"Flatheads are not native to Florida, but they are native to certain river drainages in other states," explained Chris Paxton, FWC biologist. "The first flathead documented in Florida was found in the Apalachicola River in 1982. Now, flatheads are well established in many Panhandle rivers, such as the Perdido, Escambia, Yellow, Choctawhatchee and the Ochlocknee. We've also found them in Dead Lake and the Chipola River."
Flatheads possibly came down the Flint River from Georgia into Lake Seminole, where the Flint and Chattahoochee rivers merge to create the Apalachicola River. The Apalachicola flows 106 miles south to Apalachicola Bay. On the Apalachicola River system, anglers can catch big flatheads all year long, but the best fishing probably occurs from spring through fall.
"The Apalachicola River is a good place to fish for flatheads," stated Don Minchew with the North Florida Catfish Tournament Trail (www.floridacatfishclassic.com). "We fish from the dam all the way down to the Pinhook. That's about 100 miles of good fishing. People can catch 30- to 50-pound fish and possibly some bigger ones."
On May 15, 2016, 13-year-old Charles Patchen landed the third largest freshwater fish ever caught in Florida, a 63.80-pound flathead catfish in the Chattahoochee River in Jackson County. It measured 48.03-inches long with a 35.43-inch girth. The fish easily topped the existing Florida state record flathead of 55.05 pounds that came from the Yellow River in 2011.
The Escambia River can also produce good flathead action. Flatheads entered the Escambia in the early 1980s. Now, the river holds quite a few fish topping 50 pounds and countless cats in the 30- to 40-pound range. The fourth largest river in Florida, the Escambia runs 92 miles before entering Pensacola Bay. It holds the biggest concentration of freshwater fish in any Florida stream with more than 85 native species, giving flatheads abundant prey.
"The Escambia River is the best place in Florida to catch big flatheads," claimed Glenn Flowers, Cat Hunters Trophy Catfishing Guide Service (www.cathunters.net) in Pensacola. "In my opinion, the Choctawhatchee is second only to the Escambia for producing big flatheads. Third on my list would be the Apalachicola River."
Other Panhandle rivers also hold good flatheads. The Perdido forms part of the Alabama-Florida line and flows into Perdido Bay west of Pensacola. The Yellow River enters Blackwater Bay, an arm of Pensacola Bay, as does the Blackwater River. The Ochlockonee River flows 206 miles through Georgia and Florida, passing through Lake Talquin west of Tallahassee before entering Ochlockonee Bay in Wakulla County.

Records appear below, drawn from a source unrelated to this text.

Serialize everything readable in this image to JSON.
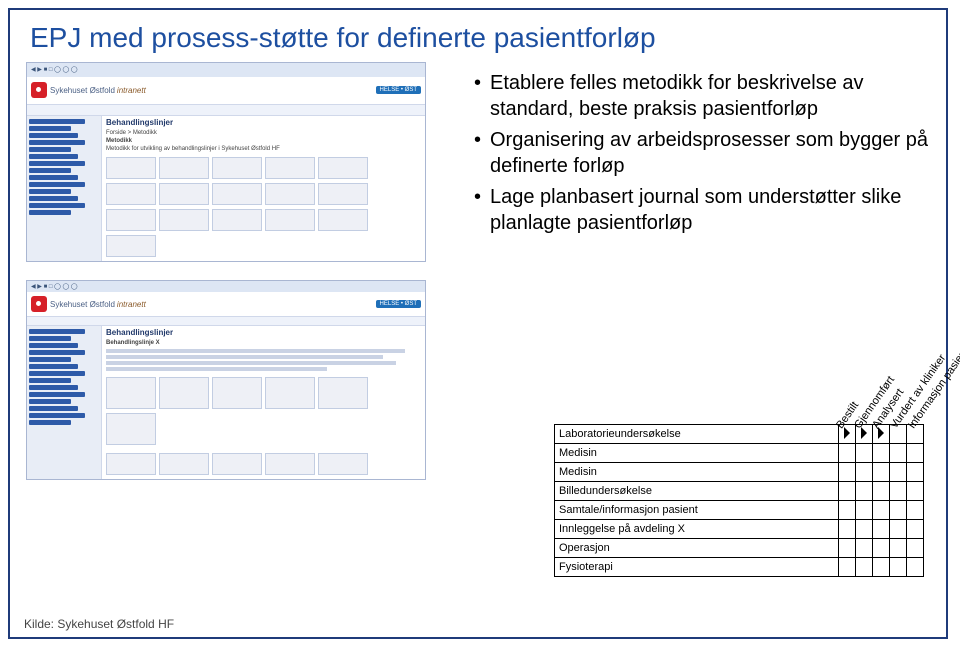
{
  "title": "EPJ med prosess-støtte for definerte pasientforløp",
  "bullets": {
    "b1": "Etablere felles metodikk for beskrivelse av standard, beste praksis pasientforløp",
    "b2": "Organisering av arbeidsprosesser som bygger på definerte forløp",
    "b3": "Lage planbasert journal som understøtter slike planlagte pasientforløp"
  },
  "thumb_common": {
    "org": "Sykehuset Østfold",
    "brand": "intranett",
    "badge": "HELSE • ØST"
  },
  "thumb1": {
    "main_title": "Behandlingslinjer",
    "sub1": "Forside > Metodikk",
    "sub2": "Metodikk",
    "sub3": "Metodikk for utvikling av behandlingslinjer i Sykehuset Østfold HF"
  },
  "thumb2": {
    "main_title": "Behandlingslinjer",
    "sub1": "Behandlingslinje X"
  },
  "columns": {
    "c1": "Bestilt",
    "c2": "Gjennomført",
    "c3": "Analysert",
    "c4": "Vurdert av kliniker",
    "c5": "Informasjon pasient"
  },
  "rows": {
    "r1": "Laboratorieundersøkelse",
    "r2": "Medisin",
    "r3": "Medisin",
    "r4": "Billedundersøkelse",
    "r5": "Samtale/informasjon pasient",
    "r6": "Innleggelse på avdeling X",
    "r7": "Operasjon",
    "r8": "Fysioterapi"
  },
  "source": "Kilde: Sykehuset Østfold HF"
}
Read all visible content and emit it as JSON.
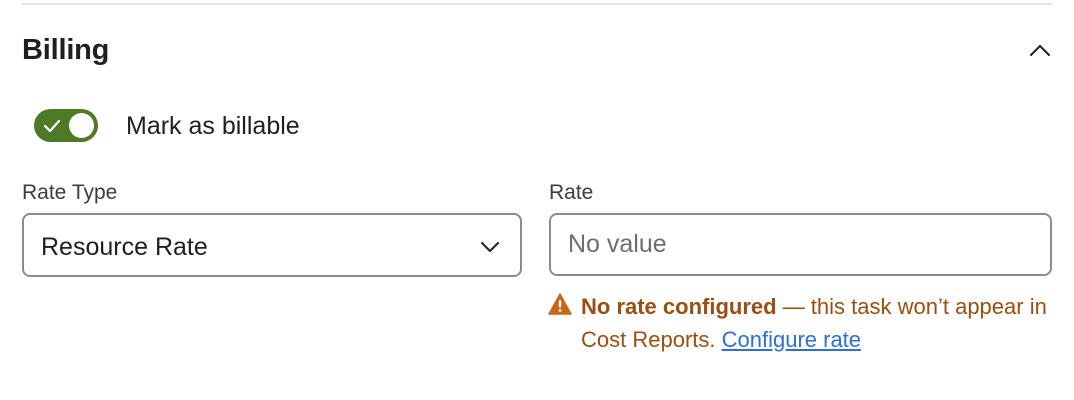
{
  "section": {
    "title": "Billing",
    "collapse_icon": "chevron-up-icon"
  },
  "billable_toggle": {
    "label": "Mark as billable",
    "checked": true,
    "color": "#4e7a27"
  },
  "rate_type": {
    "label": "Rate Type",
    "selected": "Resource Rate",
    "icon": "chevron-down-icon"
  },
  "rate": {
    "label": "Rate",
    "value": "",
    "placeholder": "No value"
  },
  "warning": {
    "icon": "warning-triangle-icon",
    "title": "No rate configured",
    "message": " — this task won’t appear in Cost Reports. ",
    "link": "Configure rate",
    "color": "#9a4f12",
    "link_color": "#2f6fd6"
  }
}
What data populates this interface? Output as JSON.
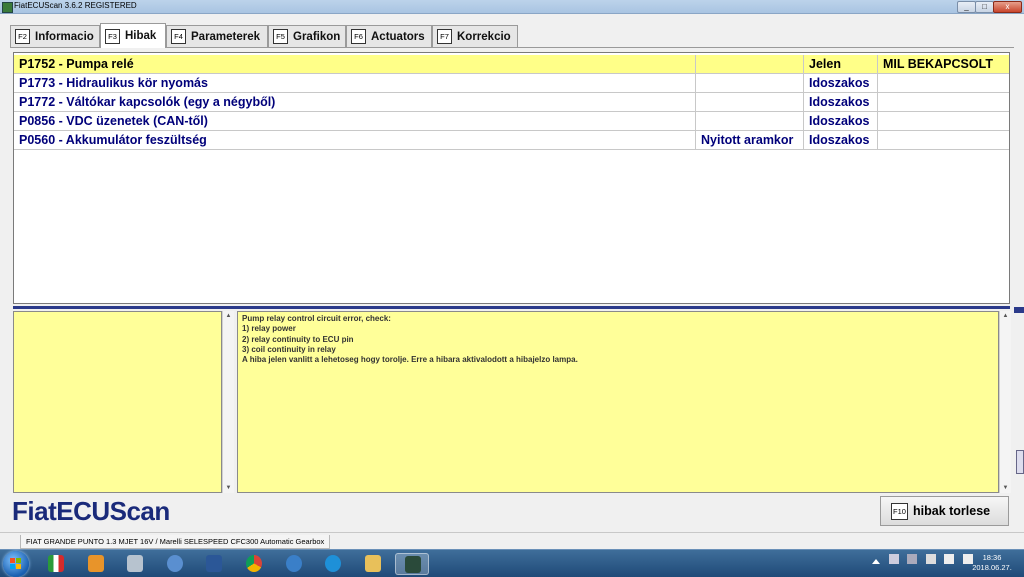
{
  "window": {
    "title": "FiatECUScan 3.6.2 REGISTERED",
    "min_label": "_",
    "max_label": "□",
    "close_label": "x"
  },
  "tabs": [
    {
      "key": "F2",
      "label": "Informacio",
      "active": false
    },
    {
      "key": "F3",
      "label": "Hibak",
      "active": true
    },
    {
      "key": "F4",
      "label": "Parameterek",
      "active": false
    },
    {
      "key": "F5",
      "label": "Grafikon",
      "active": false
    },
    {
      "key": "F6",
      "label": "Actuators",
      "active": false
    },
    {
      "key": "F7",
      "label": "Korrekcio",
      "active": false
    }
  ],
  "faults": [
    {
      "code": "P1752 - Pumpa relé",
      "type": "",
      "status": "Jelen",
      "mil": "MIL BEKAPCSOLT"
    },
    {
      "code": "P1773 - Hidraulikus kör nyomás",
      "type": "",
      "status": "Idoszakos",
      "mil": ""
    },
    {
      "code": "P1772 - Váltókar kapcsolók (egy a négyből)",
      "type": "",
      "status": "Idoszakos",
      "mil": ""
    },
    {
      "code": "P0856 - VDC üzenetek (CAN-től)",
      "type": "",
      "status": "Idoszakos",
      "mil": ""
    },
    {
      "code": "P0560 - Akkumulátor feszültség",
      "type": "Nyitott aramkor",
      "status": "Idoszakos",
      "mil": ""
    }
  ],
  "description": {
    "lines": [
      "Pump relay control circuit error, check:",
      "1) relay power",
      "2) relay continuity to ECU pin",
      "3) coil continuity in relay",
      "A hiba jelen vanlitt a lehetoseg hogy torolje. Erre a hibara aktivalodott a hibajelzo lampa."
    ]
  },
  "logo": "FiatECUScan",
  "clear_button": {
    "key": "F10",
    "label": "hibak torlese"
  },
  "status_bar": "FIAT GRANDE PUNTO 1.3 MJET 16V / Marelli SELESPEED CFC300 Automatic Gearbox",
  "clock": {
    "time": "18:36",
    "date": "2018.06.27."
  },
  "colors": {
    "selected_row": "#ffff88",
    "panel_yellow": "#ffff99",
    "fault_text": "#00007a",
    "logo": "#1a2a7a"
  }
}
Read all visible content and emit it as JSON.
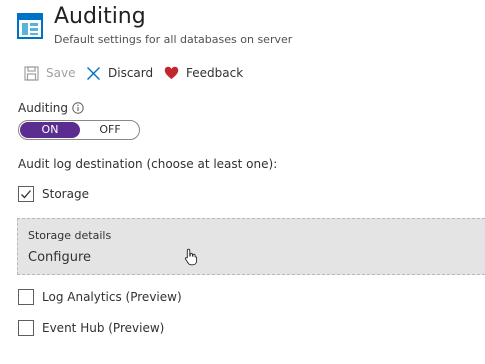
{
  "header": {
    "icon": "sql-server-blade-icon",
    "title": "Auditing",
    "subtitle": "Default settings for all databases on server"
  },
  "toolbar": {
    "save_label": "Save",
    "discard_label": "Discard",
    "feedback_label": "Feedback"
  },
  "auditing": {
    "label": "Auditing",
    "on_label": "ON",
    "off_label": "OFF",
    "selected": "ON"
  },
  "destination": {
    "label": "Audit log destination (choose at least one):",
    "storage": {
      "label": "Storage",
      "checked": true
    },
    "storage_details": {
      "title": "Storage details",
      "link": "Configure"
    },
    "log_analytics": {
      "label": "Log Analytics (Preview)",
      "checked": false
    },
    "event_hub": {
      "label": "Event Hub (Preview)",
      "checked": false
    }
  },
  "colors": {
    "toggle_on": "#5c2d91",
    "header_icon": "#0072c6",
    "feedback_heart": "#c1272d",
    "panel_background": "#e4e4e4"
  }
}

To catch flatheads, think like a predator. The voracious predators prefer to catch their own prey. They hide near logjams, stumps, holes and other places where then can ambush pretty much any fish they can gulp with their cavernous mouths. When looking for flatheads, first find good cover and abundant baitfish.
"When I'm going catfishing, I usually get to the river a few hours early to catch my live bait," Flowers said. "It usually doesn't take long to catch a limit of bluegills. Then, I'll look for wood, especially piles that have been there a long time. I also look for lines of willow trees hanging over the shoreline in front of deep holes, but where the water comes up to about 5 feet deep. Flatheads hunt along those willow lines. I usually fish in water 10-feet deep or less."
Whether trying to break a state record or just fill a freezer, anglers throughout the Sunshine State can enjoy many opportunities to watch catfish stretch their lines.